Hanoi, June 28, 2018
Vietnam’s coastal areas planning and management have not been effective enough in the past years, leaving marine economics potential not fully tapped and community’s access to these natural areas limited, while environment pollution is becoming more and more serious.
At the recent fifth session of the 14th National Assembly, Deputy Prime Minister Trinh Dinh Dung, while saying that land management had made certain improvements, also admitted the troublesome situation in several coastal provinces.
He mentioned illegal construction and illegal encroachment of public space along beaches and river banks in many coastal provinces and cities. He also talked about illegal trading and construction in Phu Quoc Island District of Kien Giang Province, in Bac Van Phong special economic zones of Khanh Hoa Province, or in Van Don special economic zones in Quang Ninh Province.

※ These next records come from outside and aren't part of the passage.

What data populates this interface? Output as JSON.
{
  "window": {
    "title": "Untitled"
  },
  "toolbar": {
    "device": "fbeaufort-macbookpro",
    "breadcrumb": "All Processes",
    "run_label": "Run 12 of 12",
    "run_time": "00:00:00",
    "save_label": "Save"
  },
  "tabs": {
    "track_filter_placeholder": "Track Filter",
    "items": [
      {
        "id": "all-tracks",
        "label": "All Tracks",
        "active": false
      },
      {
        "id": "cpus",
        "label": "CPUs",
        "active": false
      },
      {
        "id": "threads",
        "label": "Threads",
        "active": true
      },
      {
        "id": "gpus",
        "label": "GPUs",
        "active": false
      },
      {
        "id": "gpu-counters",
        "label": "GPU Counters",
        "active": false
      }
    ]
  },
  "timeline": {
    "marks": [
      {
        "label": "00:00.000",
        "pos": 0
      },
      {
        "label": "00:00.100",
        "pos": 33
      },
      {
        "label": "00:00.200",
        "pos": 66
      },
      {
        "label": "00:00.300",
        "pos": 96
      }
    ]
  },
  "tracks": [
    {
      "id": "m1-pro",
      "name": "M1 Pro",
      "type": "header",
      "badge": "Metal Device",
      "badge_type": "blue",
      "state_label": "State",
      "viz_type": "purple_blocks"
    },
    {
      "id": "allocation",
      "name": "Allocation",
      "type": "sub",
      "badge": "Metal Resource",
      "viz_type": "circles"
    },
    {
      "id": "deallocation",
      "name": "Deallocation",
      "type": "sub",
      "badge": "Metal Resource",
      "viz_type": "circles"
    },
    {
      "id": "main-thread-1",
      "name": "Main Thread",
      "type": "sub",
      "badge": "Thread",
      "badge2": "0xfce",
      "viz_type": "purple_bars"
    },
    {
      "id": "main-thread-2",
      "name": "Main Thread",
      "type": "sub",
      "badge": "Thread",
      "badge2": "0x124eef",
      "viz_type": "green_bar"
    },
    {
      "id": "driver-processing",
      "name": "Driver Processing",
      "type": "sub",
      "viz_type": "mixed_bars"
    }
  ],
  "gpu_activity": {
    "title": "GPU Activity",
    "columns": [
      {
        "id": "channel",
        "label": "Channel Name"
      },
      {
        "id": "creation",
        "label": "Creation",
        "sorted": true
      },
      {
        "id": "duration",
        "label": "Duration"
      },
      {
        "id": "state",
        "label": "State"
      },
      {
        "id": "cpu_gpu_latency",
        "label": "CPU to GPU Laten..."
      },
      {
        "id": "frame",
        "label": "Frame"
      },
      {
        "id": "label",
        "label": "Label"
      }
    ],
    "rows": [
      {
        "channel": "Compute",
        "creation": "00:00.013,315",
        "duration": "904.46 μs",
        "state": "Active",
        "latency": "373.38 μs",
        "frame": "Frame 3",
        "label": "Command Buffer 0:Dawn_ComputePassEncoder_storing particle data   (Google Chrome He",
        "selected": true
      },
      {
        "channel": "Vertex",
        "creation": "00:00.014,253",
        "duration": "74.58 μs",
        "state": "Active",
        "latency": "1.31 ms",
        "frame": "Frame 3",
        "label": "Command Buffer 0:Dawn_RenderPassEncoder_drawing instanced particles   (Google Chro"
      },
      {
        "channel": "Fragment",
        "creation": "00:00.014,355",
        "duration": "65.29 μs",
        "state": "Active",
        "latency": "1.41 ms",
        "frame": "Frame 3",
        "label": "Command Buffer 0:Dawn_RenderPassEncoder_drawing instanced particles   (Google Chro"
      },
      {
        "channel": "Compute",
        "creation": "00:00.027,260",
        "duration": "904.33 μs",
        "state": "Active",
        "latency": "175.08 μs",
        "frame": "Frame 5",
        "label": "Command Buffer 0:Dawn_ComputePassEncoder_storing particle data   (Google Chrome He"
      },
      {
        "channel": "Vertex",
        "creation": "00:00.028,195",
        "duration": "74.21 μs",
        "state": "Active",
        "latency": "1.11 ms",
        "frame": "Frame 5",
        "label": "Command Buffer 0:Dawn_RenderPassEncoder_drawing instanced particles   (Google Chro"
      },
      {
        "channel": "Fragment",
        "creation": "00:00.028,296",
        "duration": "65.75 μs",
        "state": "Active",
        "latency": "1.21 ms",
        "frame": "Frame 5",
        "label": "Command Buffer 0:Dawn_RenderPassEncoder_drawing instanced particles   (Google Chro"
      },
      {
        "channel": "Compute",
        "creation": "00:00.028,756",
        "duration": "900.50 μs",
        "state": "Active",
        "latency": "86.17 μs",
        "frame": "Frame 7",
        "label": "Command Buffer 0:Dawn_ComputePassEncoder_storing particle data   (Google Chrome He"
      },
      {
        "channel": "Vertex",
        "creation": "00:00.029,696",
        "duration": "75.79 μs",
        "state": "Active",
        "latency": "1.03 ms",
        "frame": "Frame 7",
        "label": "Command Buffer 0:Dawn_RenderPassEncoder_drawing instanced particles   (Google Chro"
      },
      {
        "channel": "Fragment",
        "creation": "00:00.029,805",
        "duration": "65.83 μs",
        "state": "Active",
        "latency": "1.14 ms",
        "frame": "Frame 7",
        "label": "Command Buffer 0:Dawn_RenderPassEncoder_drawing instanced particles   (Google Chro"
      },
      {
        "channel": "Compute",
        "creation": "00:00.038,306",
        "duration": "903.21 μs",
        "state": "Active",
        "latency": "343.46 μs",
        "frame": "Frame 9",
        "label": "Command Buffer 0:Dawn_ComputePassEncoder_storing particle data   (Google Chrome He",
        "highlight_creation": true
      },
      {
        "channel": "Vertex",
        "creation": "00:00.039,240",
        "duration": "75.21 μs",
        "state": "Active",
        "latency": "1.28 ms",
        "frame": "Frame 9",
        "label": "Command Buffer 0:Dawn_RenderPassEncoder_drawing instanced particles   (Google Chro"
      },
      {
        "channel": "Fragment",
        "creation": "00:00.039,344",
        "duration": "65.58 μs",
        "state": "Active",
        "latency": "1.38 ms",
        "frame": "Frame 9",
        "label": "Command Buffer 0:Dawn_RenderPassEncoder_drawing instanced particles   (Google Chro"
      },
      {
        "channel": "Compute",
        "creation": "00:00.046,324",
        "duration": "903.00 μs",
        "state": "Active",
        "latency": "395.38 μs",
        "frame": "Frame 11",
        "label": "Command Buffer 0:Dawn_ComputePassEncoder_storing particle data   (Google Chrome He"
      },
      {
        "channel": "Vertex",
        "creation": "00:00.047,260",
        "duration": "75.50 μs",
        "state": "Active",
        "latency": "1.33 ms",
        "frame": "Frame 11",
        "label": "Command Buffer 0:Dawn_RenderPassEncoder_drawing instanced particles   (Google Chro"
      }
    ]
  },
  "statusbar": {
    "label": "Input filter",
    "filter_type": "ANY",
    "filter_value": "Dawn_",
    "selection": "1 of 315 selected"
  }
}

Illegal construction, unwise planning
In a recent inspection in Phu Quoc Island, local authorities found out more than 50 organisations and individuals owning some 540 construction works on the islands that are either illegal or free of construction license.
According to the construction ministry, lax management by local authorities was the main reason for such situation. Apart from short-term vision and low quality land planning, local authorities had not been practical in land use orientation and space development, the ministry said.
Pham Anh Tuan, head of the Land Management Faculty at the University of Natural Resources and Environment, said coastal land management had been put in the country planning. However, in reality, provinces authorities were not strict enough when selecting investors for coastal projects, leading to suspended and prolonged projects.
“This results in easy renting and ease licensing for project investors in some localities. Some investors do not really want to develop their projects but just want to keep the land and earn profit from renting it to other parties,”
Tuan also said that this caused unplanned development in many places: such as spontaneous agriculture farming, causing water pollution in many sea areas.
Deputy Prime Minister Dung also touched upon the issue of community interest regarding access to the sea. He said land planning in many coastal provinces was not designed with serious consideration of the community benefits, mention tourism sites and resorts without access path to beaches for local residents.
Pham Van Thinh, head of the Marine-time Economics and Planning Unit under the Viet Nam Research Institute of the Sea and Islands, said in the current context, the right to access beaches and the sea should be ensured since it’s a vital space for residents.
However, the construction ministry report said that in many provinces like Quang Ngai, Binh Thuan, Thanh Hoa or Da Nang City, conflicts can be seen between tourism business, agriculture farming models, building seaports and resorts with local residents.
Many resorts were built on a whole area next to beaches and hindered local residents from accessing the beaches – which used to be open for public.
Deputy Le Viet Chu from Quang Ngai Province said investors who wanted to build resorts along beaches need to publicise their planning and make sure their projects would not have bad impacts on local surroundings and residents.
According to veteran architect Ngo Viet Nam Son, it was not necessary that all coastal cities become tourist cities.
Coastal provinces and cities can develop key functions that bring different identities such as ecology, recreation, university urban, financial hub, fisheries hub, seaports, or international trade spot. It can create a diverse national maritime network connected by waterways as well as by coastal roads, Son suggested.
By investing in coastal provinces cities as a resort town, many high-rise developments in the coastal areas have grown massively and this has indeed caused a natural beauty loss, he said.
For example, Ha Long City owns an excellent view of the bay. But if local authorities allowed developers to builds structures close to the sea, especially tall buildings that will obstruct the view of the bay, that is lost.
Son said instead of focusing solely along the coastline, it is important to develop urban clusters that are located further inland but still well connected to each other and to the coastal areas.
Pham Anh Tuan from the University of Natural Resources and Environment said strict review of coastal projects and planning should be conducted. Local authorities should revoke land from investors who own prolonged and delayed projects.
He also said the natural resources ministry should clearly identify spheres of land management for localities for easier monitoring. He added the ministry should have proper evaluation for certain land areas to find out suitable development directions for each area for the best investment.